[[ Records for this exercise open ]]
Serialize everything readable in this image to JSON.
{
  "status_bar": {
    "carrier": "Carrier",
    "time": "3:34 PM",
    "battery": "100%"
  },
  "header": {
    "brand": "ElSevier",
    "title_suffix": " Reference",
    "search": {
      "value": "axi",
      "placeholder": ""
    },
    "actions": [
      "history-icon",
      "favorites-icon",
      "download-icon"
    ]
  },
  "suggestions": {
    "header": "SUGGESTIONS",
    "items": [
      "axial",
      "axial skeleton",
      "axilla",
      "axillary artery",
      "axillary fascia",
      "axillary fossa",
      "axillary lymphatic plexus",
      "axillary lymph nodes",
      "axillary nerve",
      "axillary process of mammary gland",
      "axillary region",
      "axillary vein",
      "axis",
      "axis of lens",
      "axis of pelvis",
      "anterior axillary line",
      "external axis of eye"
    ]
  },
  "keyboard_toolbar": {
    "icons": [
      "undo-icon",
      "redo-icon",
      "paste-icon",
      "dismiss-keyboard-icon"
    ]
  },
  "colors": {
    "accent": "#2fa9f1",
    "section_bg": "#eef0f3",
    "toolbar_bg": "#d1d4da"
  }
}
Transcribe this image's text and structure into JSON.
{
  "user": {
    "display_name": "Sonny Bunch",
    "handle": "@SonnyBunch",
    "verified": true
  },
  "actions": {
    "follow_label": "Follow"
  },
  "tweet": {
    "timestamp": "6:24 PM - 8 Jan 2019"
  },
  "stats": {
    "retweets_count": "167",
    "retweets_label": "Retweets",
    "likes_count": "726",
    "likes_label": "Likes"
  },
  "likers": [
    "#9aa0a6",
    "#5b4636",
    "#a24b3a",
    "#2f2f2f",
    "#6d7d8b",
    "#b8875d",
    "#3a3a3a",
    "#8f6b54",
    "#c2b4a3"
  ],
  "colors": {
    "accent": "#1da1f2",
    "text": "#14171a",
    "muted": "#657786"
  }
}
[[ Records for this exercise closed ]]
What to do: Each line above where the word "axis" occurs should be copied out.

Exercise output:
      "axis",
      "axis of lens",
      "axis of pelvis",
      "external axis of eye"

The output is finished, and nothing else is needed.